**SUPPLIED DATA**

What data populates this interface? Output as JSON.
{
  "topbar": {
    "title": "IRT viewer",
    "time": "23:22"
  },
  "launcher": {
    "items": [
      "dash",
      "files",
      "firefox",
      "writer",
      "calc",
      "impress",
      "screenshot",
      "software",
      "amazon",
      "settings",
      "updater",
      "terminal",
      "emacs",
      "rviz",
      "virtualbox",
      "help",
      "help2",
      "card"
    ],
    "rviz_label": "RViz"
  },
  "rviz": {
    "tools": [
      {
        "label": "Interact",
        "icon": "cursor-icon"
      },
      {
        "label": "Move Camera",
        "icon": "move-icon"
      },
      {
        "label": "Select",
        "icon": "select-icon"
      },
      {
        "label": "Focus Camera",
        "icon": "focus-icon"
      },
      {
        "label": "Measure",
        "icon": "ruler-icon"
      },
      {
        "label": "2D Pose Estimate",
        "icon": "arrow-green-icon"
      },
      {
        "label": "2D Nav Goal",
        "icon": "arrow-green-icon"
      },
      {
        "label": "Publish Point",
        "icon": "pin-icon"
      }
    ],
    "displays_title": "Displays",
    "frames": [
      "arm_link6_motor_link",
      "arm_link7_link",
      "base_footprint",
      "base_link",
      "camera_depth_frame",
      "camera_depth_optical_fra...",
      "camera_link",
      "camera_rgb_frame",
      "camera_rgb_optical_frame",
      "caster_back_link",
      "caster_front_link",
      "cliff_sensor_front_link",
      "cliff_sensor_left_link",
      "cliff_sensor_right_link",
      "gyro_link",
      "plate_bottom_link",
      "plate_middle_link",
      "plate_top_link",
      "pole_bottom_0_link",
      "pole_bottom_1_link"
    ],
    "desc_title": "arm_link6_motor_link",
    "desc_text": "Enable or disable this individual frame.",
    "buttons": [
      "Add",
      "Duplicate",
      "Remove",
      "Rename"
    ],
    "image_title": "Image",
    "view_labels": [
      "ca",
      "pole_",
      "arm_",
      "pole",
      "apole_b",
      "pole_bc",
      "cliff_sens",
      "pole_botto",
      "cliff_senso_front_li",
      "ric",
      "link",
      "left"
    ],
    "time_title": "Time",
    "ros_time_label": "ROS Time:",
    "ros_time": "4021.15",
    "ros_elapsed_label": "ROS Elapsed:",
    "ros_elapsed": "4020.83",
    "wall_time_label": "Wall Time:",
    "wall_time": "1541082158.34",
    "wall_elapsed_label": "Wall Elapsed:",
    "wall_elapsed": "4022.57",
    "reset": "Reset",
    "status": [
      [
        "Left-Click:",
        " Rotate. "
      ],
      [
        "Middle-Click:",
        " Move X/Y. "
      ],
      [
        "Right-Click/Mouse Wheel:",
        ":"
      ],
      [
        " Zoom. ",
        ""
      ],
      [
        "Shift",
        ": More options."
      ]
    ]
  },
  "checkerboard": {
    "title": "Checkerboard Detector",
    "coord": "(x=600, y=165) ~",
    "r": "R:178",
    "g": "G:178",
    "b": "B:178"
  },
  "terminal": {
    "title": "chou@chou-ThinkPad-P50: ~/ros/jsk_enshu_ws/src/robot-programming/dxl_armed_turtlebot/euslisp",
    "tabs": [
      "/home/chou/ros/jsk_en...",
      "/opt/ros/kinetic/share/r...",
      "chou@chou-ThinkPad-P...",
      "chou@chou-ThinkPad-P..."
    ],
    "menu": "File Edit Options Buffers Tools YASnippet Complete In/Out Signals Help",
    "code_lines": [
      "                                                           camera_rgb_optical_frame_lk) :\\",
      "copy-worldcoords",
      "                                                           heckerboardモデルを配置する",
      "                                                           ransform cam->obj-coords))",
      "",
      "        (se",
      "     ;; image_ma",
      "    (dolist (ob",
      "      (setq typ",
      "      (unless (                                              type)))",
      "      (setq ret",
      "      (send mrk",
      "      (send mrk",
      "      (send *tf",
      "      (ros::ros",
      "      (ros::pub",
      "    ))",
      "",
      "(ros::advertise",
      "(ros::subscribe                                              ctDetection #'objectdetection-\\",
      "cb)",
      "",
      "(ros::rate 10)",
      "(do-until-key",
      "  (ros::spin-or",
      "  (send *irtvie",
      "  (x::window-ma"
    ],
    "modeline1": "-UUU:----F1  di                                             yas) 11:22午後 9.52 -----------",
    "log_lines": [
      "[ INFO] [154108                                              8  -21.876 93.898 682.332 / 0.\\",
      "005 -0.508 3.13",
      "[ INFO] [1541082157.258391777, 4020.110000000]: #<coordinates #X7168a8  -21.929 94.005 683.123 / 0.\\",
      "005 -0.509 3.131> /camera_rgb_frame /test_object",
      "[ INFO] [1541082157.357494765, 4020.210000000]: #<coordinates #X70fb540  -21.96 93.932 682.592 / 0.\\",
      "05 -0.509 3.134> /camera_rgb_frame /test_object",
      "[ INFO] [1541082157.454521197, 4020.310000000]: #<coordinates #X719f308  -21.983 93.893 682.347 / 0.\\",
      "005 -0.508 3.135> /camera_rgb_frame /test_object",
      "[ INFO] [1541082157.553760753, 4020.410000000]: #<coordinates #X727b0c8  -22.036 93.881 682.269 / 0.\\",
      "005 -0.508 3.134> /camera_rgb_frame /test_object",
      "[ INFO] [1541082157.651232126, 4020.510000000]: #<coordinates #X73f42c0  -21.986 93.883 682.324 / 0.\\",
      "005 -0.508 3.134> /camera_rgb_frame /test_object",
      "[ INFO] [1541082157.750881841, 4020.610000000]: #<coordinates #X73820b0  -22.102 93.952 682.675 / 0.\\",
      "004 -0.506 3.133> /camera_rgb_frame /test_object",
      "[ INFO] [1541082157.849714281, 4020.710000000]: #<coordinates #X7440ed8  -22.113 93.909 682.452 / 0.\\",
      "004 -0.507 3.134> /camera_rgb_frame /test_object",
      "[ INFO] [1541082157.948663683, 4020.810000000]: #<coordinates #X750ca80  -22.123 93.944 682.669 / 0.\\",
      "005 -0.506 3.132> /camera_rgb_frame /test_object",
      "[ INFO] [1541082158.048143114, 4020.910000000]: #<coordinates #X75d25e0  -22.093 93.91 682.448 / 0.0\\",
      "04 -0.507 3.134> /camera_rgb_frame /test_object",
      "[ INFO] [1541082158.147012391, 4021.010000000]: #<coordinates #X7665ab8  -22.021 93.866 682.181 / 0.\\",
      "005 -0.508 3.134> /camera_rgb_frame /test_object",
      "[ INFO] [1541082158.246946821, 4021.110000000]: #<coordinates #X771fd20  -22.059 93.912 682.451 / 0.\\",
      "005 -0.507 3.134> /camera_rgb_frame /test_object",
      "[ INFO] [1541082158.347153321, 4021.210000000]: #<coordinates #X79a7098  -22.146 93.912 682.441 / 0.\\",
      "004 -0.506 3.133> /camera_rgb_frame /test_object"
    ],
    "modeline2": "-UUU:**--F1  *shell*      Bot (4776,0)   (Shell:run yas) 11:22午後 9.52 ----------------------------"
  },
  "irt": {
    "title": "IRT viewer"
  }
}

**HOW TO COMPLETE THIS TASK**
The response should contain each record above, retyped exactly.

**TASK ANSWER**
What data populates this interface? Output as JSON.
{
  "topbar": {
    "title": "IRT viewer",
    "time": "23:22"
  },
  "launcher": {
    "items": [
      "dash",
      "files",
      "firefox",
      "writer",
      "calc",
      "impress",
      "screenshot",
      "software",
      "amazon",
      "settings",
      "updater",
      "terminal",
      "emacs",
      "rviz",
      "virtualbox",
      "help",
      "help2",
      "card"
    ],
    "rviz_label": "RViz"
  },
  "rviz": {
    "tools": [
      {
        "label": "Interact",
        "icon": "cursor-icon"
      },
      {
        "label": "Move Camera",
        "icon": "move-icon"
      },
      {
        "label": "Select",
        "icon": "select-icon"
      },
      {
        "label": "Focus Camera",
        "icon": "focus-icon"
      },
      {
        "label": "Measure",
        "icon": "ruler-icon"
      },
      {
        "label": "2D Pose Estimate",
        "icon": "arrow-green-icon"
      },
      {
        "label": "2D Nav Goal",
        "icon": "arrow-green-icon"
      },
      {
        "label": "Publish Point",
        "icon": "pin-icon"
      }
    ],
    "displays_title": "Displays",
    "frames": [
      "arm_link6_motor_link",
      "arm_link7_link",
      "base_footprint",
      "base_link",
      "camera_depth_frame",
      "camera_depth_optical_fra...",
      "camera_link",
      "camera_rgb_frame",
      "camera_rgb_optical_frame",
      "caster_back_link",
      "caster_front_link",
      "cliff_sensor_front_link",
      "cliff_sensor_left_link",
      "cliff_sensor_right_link",
      "gyro_link",
      "plate_bottom_link",
      "plate_middle_link",
      "plate_top_link",
      "pole_bottom_0_link",
      "pole_bottom_1_link"
    ],
    "desc_title": "arm_link6_motor_link",
    "desc_text": "Enable or disable this individual frame.",
    "buttons": [
      "Add",
      "Duplicate",
      "Remove",
      "Rename"
    ],
    "image_title": "Image",
    "view_labels": [
      "ca",
      "pole_",
      "arm_",
      "pole",
      "apole_b",
      "pole_bc",
      "cliff_sens",
      "pole_botto",
      "cliff_senso_front_li",
      "ric",
      "link",
      "left"
    ],
    "time_title": "Time",
    "ros_time_label": "ROS Time:",
    "ros_time": "4021.15",
    "ros_elapsed_label": "ROS Elapsed:",
    "ros_elapsed": "4020.83",
    "wall_time_label": "Wall Time:",
    "wall_time": "1541082158.34",
    "wall_elapsed_label": "Wall Elapsed:",
    "wall_elapsed": "4022.57",
    "reset": "Reset",
    "status": [
      [
        "Left-Click:",
        " Rotate. "
      ],
      [
        "Middle-Click:",
        " Move X/Y. "
      ],
      [
        "Right-Click/Mouse Wheel:",
        ":"
      ],
      [
        " Zoom. ",
        ""
      ],
      [
        "Shift",
        ": More options."
      ]
    ]
  },
  "checkerboard": {
    "title": "Checkerboard Detector",
    "coord": "(x=600, y=165) ~",
    "r": "R:178",
    "g": "G:178",
    "b": "B:178"
  },
  "terminal": {
    "title": "chou@chou-ThinkPad-P50: ~/ros/jsk_enshu_ws/src/robot-programming/dxl_armed_turtlebot/euslisp",
    "tabs": [
      "/home/chou/ros/jsk_en...",
      "/opt/ros/kinetic/share/r...",
      "chou@chou-ThinkPad-P...",
      "chou@chou-ThinkPad-P..."
    ],
    "menu": "File Edit Options Buffers Tools YASnippet Complete In/Out Signals Help",
    "code_lines": [
      "                                                           camera_rgb_optical_frame_lk) :\\",
      "copy-worldcoords",
      "                                                           heckerboardモデルを配置する",
      "                                                           ransform cam->obj-coords))",
      "",
      "        (se",
      "     ;; image_ma",
      "    (dolist (ob",
      "      (setq typ",
      "      (unless (                                              type)))",
      "      (setq ret",
      "      (send mrk",
      "      (send mrk",
      "      (send *tf",
      "      (ros::ros",
      "      (ros::pub",
      "    ))",
      "",
      "(ros::advertise",
      "(ros::subscribe                                              ctDetection #'objectdetection-\\",
      "cb)",
      "",
      "(ros::rate 10)",
      "(do-until-key",
      "  (ros::spin-or",
      "  (send *irtvie",
      "  (x::window-ma"
    ],
    "modeline1": "-UUU:----F1  di                                             yas) 11:22午後 9.52 -----------",
    "log_lines": [
      "[ INFO] [154108                                              8  -21.876 93.898 682.332 / 0.\\",
      "005 -0.508 3.13",
      "[ INFO] [1541082157.258391777, 4020.110000000]: #<coordinates #X7168a8  -21.929 94.005 683.123 / 0.\\",
      "005 -0.509 3.131> /camera_rgb_frame /test_object",
      "[ INFO] [1541082157.357494765, 4020.210000000]: #<coordinates #X70fb540  -21.96 93.932 682.592 / 0.\\",
      "05 -0.509 3.134> /camera_rgb_frame /test_object",
      "[ INFO] [1541082157.454521197, 4020.310000000]: #<coordinates #X719f308  -21.983 93.893 682.347 / 0.\\",
      "005 -0.508 3.135> /camera_rgb_frame /test_object",
      "[ INFO] [1541082157.553760753, 4020.410000000]: #<coordinates #X727b0c8  -22.036 93.881 682.269 / 0.\\",
      "005 -0.508 3.134> /camera_rgb_frame /test_object",
      "[ INFO] [1541082157.651232126, 4020.510000000]: #<coordinates #X73f42c0  -21.986 93.883 682.324 / 0.\\",
      "005 -0.508 3.134> /camera_rgb_frame /test_object",
      "[ INFO] [1541082157.750881841, 4020.610000000]: #<coordinates #X73820b0  -22.102 93.952 682.675 / 0.\\",
      "004 -0.506 3.133> /camera_rgb_frame /test_object",
      "[ INFO] [1541082157.849714281, 4020.710000000]: #<coordinates #X7440ed8  -22.113 93.909 682.452 / 0.\\",
      "004 -0.507 3.134> /camera_rgb_frame /test_object",
      "[ INFO] [1541082157.948663683, 4020.810000000]: #<coordinates #X750ca80  -22.123 93.944 682.669 / 0.\\",
      "005 -0.506 3.132> /camera_rgb_frame /test_object",
      "[ INFO] [1541082158.048143114, 4020.910000000]: #<coordinates #X75d25e0  -22.093 93.91 682.448 / 0.0\\",
      "04 -0.507 3.134> /camera_rgb_frame /test_object",
      "[ INFO] [1541082158.147012391, 4021.010000000]: #<coordinates #X7665ab8  -22.021 93.866 682.181 / 0.\\",
      "005 -0.508 3.134> /camera_rgb_frame /test_object",
      "[ INFO] [1541082158.246946821, 4021.110000000]: #<coordinates #X771fd20  -22.059 93.912 682.451 / 0.\\",
      "005 -0.507 3.134> /camera_rgb_frame /test_object",
      "[ INFO] [1541082158.347153321, 4021.210000000]: #<coordinates #X79a7098  -22.146 93.912 682.441 / 0.\\",
      "004 -0.506 3.133> /camera_rgb_frame /test_object"
    ],
    "modeline2": "-UUU:**--F1  *shell*      Bot (4776,0)   (Shell:run yas) 11:22午後 9.52 ----------------------------"
  },
  "irt": {
    "title": "IRT viewer"
  }
}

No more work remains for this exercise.